**ABOUT THIS EXERCISE**
Below are some records; repeat them all exactly, minus the pictures.

^^^^^^^^

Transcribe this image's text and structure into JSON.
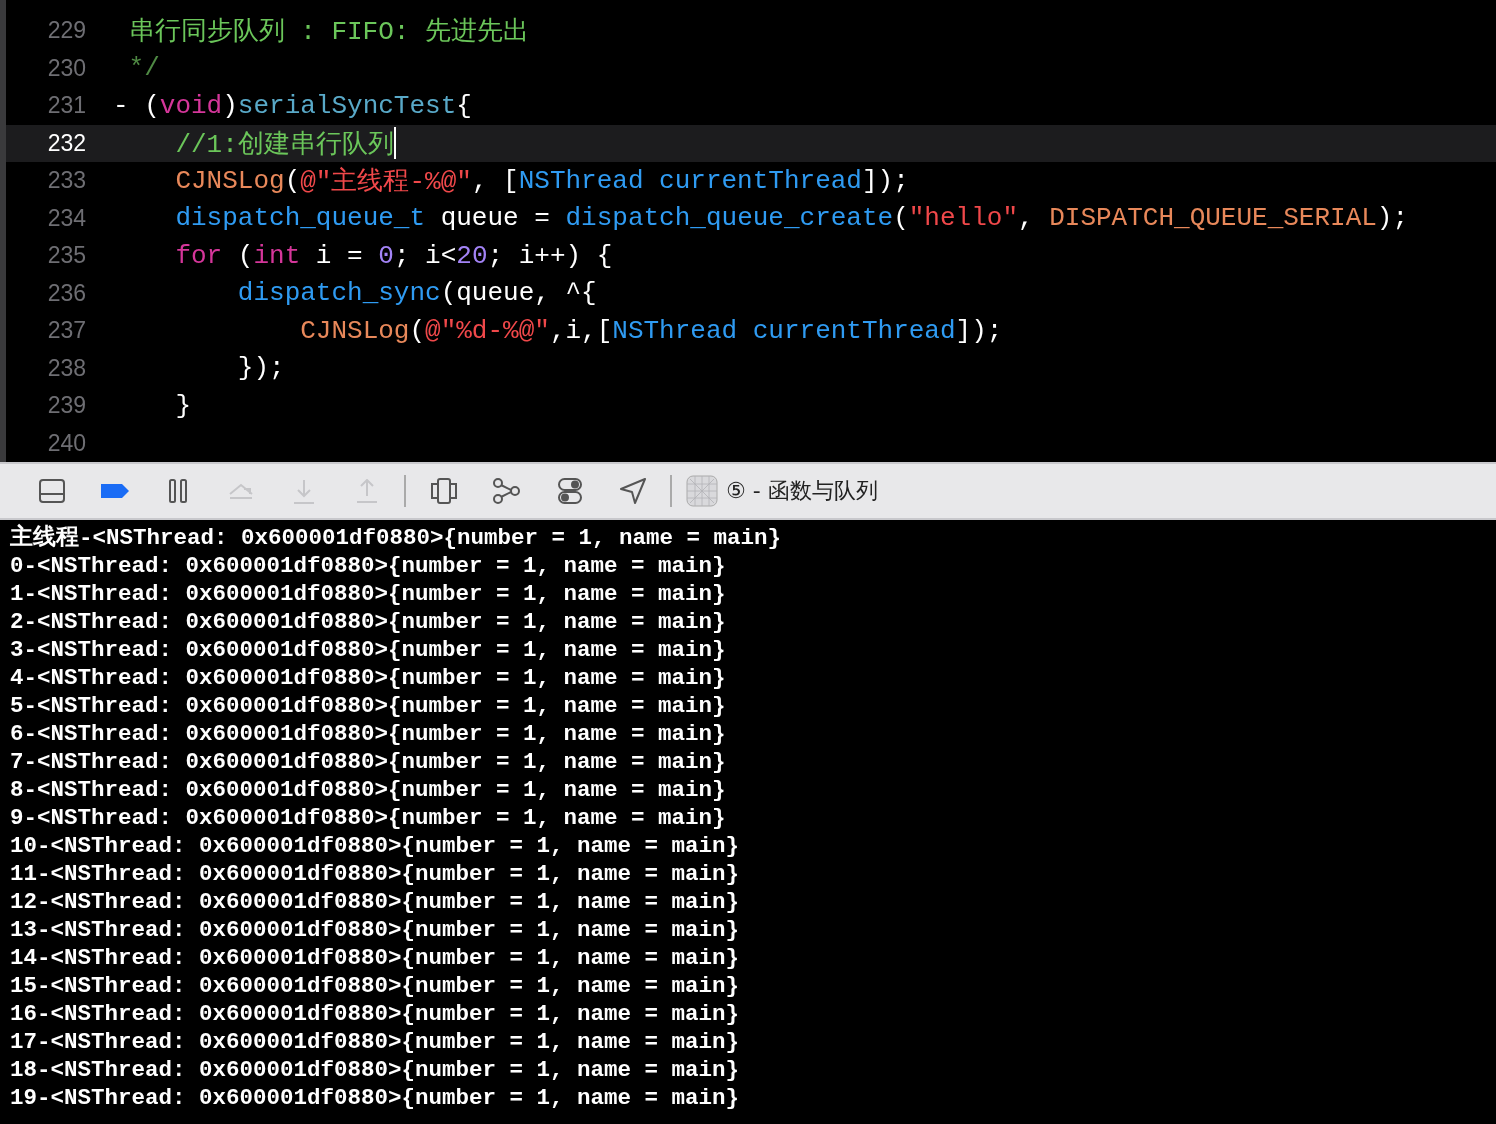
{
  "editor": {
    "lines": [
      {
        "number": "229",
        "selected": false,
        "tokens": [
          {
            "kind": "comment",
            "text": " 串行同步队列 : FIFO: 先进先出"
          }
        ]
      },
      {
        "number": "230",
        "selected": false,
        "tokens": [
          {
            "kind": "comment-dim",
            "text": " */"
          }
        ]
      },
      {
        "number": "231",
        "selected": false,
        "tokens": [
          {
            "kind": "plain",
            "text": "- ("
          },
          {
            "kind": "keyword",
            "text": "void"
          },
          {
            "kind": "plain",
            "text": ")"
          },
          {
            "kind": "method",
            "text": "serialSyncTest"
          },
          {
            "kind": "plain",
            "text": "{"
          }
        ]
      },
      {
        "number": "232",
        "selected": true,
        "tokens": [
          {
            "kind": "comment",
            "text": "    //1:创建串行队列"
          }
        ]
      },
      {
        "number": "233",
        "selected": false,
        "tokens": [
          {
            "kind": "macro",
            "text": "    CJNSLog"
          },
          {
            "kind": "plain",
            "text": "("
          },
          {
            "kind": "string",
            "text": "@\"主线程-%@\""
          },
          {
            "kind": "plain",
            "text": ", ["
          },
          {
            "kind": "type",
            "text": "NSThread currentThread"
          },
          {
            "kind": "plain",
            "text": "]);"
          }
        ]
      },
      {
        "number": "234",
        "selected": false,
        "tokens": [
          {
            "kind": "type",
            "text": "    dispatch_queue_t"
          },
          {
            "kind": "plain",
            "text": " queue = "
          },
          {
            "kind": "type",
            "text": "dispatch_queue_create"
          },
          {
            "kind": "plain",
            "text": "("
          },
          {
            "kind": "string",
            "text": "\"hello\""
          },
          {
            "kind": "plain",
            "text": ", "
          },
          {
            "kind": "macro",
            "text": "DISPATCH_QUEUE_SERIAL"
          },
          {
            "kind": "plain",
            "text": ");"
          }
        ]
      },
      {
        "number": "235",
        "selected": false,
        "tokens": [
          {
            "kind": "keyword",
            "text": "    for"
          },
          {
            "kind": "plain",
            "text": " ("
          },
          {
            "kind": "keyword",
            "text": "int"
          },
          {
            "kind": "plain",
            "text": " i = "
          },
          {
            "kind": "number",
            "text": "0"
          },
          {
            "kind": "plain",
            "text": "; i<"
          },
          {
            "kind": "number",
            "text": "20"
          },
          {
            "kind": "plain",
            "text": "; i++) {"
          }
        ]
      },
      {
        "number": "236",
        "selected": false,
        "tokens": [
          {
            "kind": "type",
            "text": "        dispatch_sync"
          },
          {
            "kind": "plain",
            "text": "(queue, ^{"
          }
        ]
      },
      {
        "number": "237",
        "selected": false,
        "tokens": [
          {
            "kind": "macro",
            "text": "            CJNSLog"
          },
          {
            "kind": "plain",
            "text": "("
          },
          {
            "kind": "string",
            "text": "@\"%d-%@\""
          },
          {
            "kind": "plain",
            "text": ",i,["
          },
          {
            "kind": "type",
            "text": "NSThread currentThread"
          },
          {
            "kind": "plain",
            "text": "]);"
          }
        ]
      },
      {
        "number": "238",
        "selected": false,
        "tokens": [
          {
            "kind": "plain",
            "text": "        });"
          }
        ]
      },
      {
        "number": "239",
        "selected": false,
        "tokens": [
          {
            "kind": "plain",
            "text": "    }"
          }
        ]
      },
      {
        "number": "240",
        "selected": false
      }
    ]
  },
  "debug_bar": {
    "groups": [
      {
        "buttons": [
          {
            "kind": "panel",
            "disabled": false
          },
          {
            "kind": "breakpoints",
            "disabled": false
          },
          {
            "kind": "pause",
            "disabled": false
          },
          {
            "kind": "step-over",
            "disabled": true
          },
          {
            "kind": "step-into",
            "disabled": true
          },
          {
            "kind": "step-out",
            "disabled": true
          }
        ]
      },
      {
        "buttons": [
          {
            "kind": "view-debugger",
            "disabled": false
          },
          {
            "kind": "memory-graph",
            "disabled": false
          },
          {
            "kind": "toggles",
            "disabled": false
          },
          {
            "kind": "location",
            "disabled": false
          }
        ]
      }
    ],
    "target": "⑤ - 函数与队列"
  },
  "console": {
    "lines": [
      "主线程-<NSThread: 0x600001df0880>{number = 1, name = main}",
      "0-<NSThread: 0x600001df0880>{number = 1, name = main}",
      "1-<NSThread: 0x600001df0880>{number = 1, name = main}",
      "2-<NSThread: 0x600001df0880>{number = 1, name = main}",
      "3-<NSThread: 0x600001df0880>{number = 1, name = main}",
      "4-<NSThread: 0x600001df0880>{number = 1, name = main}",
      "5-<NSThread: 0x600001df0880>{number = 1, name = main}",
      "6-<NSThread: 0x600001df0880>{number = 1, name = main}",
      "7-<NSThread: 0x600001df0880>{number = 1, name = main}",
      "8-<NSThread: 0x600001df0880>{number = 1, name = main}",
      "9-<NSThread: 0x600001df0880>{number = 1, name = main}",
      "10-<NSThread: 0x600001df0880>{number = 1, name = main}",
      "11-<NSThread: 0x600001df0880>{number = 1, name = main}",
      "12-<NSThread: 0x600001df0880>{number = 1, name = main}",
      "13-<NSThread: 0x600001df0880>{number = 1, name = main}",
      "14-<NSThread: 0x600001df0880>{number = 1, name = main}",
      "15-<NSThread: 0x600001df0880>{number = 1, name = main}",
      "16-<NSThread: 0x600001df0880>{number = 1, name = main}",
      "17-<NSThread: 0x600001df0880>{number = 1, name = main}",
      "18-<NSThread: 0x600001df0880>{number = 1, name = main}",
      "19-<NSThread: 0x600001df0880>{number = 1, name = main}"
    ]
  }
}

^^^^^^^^

**TASK OUTPUT**
Transcribe this image's text and structure into JSON.
{
  "editor": {
    "lines": [
      {
        "number": "229",
        "selected": false,
        "tokens": [
          {
            "kind": "comment",
            "text": " 串行同步队列 : FIFO: 先进先出"
          }
        ]
      },
      {
        "number": "230",
        "selected": false,
        "tokens": [
          {
            "kind": "comment-dim",
            "text": " */"
          }
        ]
      },
      {
        "number": "231",
        "selected": false,
        "tokens": [
          {
            "kind": "plain",
            "text": "- ("
          },
          {
            "kind": "keyword",
            "text": "void"
          },
          {
            "kind": "plain",
            "text": ")"
          },
          {
            "kind": "method",
            "text": "serialSyncTest"
          },
          {
            "kind": "plain",
            "text": "{"
          }
        ]
      },
      {
        "number": "232",
        "selected": true,
        "tokens": [
          {
            "kind": "comment",
            "text": "    //1:创建串行队列"
          }
        ]
      },
      {
        "number": "233",
        "selected": false,
        "tokens": [
          {
            "kind": "macro",
            "text": "    CJNSLog"
          },
          {
            "kind": "plain",
            "text": "("
          },
          {
            "kind": "string",
            "text": "@\"主线程-%@\""
          },
          {
            "kind": "plain",
            "text": ", ["
          },
          {
            "kind": "type",
            "text": "NSThread currentThread"
          },
          {
            "kind": "plain",
            "text": "]);"
          }
        ]
      },
      {
        "number": "234",
        "selected": false,
        "tokens": [
          {
            "kind": "type",
            "text": "    dispatch_queue_t"
          },
          {
            "kind": "plain",
            "text": " queue = "
          },
          {
            "kind": "type",
            "text": "dispatch_queue_create"
          },
          {
            "kind": "plain",
            "text": "("
          },
          {
            "kind": "string",
            "text": "\"hello\""
          },
          {
            "kind": "plain",
            "text": ", "
          },
          {
            "kind": "macro",
            "text": "DISPATCH_QUEUE_SERIAL"
          },
          {
            "kind": "plain",
            "text": ");"
          }
        ]
      },
      {
        "number": "235",
        "selected": false,
        "tokens": [
          {
            "kind": "keyword",
            "text": "    for"
          },
          {
            "kind": "plain",
            "text": " ("
          },
          {
            "kind": "keyword",
            "text": "int"
          },
          {
            "kind": "plain",
            "text": " i = "
          },
          {
            "kind": "number",
            "text": "0"
          },
          {
            "kind": "plain",
            "text": "; i<"
          },
          {
            "kind": "number",
            "text": "20"
          },
          {
            "kind": "plain",
            "text": "; i++) {"
          }
        ]
      },
      {
        "number": "236",
        "selected": false,
        "tokens": [
          {
            "kind": "type",
            "text": "        dispatch_sync"
          },
          {
            "kind": "plain",
            "text": "(queue, ^{"
          }
        ]
      },
      {
        "number": "237",
        "selected": false,
        "tokens": [
          {
            "kind": "macro",
            "text": "            CJNSLog"
          },
          {
            "kind": "plain",
            "text": "("
          },
          {
            "kind": "string",
            "text": "@\"%d-%@\""
          },
          {
            "kind": "plain",
            "text": ",i,["
          },
          {
            "kind": "type",
            "text": "NSThread currentThread"
          },
          {
            "kind": "plain",
            "text": "]);"
          }
        ]
      },
      {
        "number": "238",
        "selected": false,
        "tokens": [
          {
            "kind": "plain",
            "text": "        });"
          }
        ]
      },
      {
        "number": "239",
        "selected": false,
        "tokens": [
          {
            "kind": "plain",
            "text": "    }"
          }
        ]
      },
      {
        "number": "240",
        "selected": false
      }
    ]
  },
  "debug_bar": {
    "groups": [
      {
        "buttons": [
          {
            "kind": "panel",
            "disabled": false
          },
          {
            "kind": "breakpoints",
            "disabled": false
          },
          {
            "kind": "pause",
            "disabled": false
          },
          {
            "kind": "step-over",
            "disabled": true
          },
          {
            "kind": "step-into",
            "disabled": true
          },
          {
            "kind": "step-out",
            "disabled": true
          }
        ]
      },
      {
        "buttons": [
          {
            "kind": "view-debugger",
            "disabled": false
          },
          {
            "kind": "memory-graph",
            "disabled": false
          },
          {
            "kind": "toggles",
            "disabled": false
          },
          {
            "kind": "location",
            "disabled": false
          }
        ]
      }
    ],
    "target": "⑤ - 函数与队列"
  },
  "console": {
    "lines": [
      "主线程-<NSThread: 0x600001df0880>{number = 1, name = main}",
      "0-<NSThread: 0x600001df0880>{number = 1, name = main}",
      "1-<NSThread: 0x600001df0880>{number = 1, name = main}",
      "2-<NSThread: 0x600001df0880>{number = 1, name = main}",
      "3-<NSThread: 0x600001df0880>{number = 1, name = main}",
      "4-<NSThread: 0x600001df0880>{number = 1, name = main}",
      "5-<NSThread: 0x600001df0880>{number = 1, name = main}",
      "6-<NSThread: 0x600001df0880>{number = 1, name = main}",
      "7-<NSThread: 0x600001df0880>{number = 1, name = main}",
      "8-<NSThread: 0x600001df0880>{number = 1, name = main}",
      "9-<NSThread: 0x600001df0880>{number = 1, name = main}",
      "10-<NSThread: 0x600001df0880>{number = 1, name = main}",
      "11-<NSThread: 0x600001df0880>{number = 1, name = main}",
      "12-<NSThread: 0x600001df0880>{number = 1, name = main}",
      "13-<NSThread: 0x600001df0880>{number = 1, name = main}",
      "14-<NSThread: 0x600001df0880>{number = 1, name = main}",
      "15-<NSThread: 0x600001df0880>{number = 1, name = main}",
      "16-<NSThread: 0x600001df0880>{number = 1, name = main}",
      "17-<NSThread: 0x600001df0880>{number = 1, name = main}",
      "18-<NSThread: 0x600001df0880>{number = 1, name = main}",
      "19-<NSThread: 0x600001df0880>{number = 1, name = main}"
    ]
  }
}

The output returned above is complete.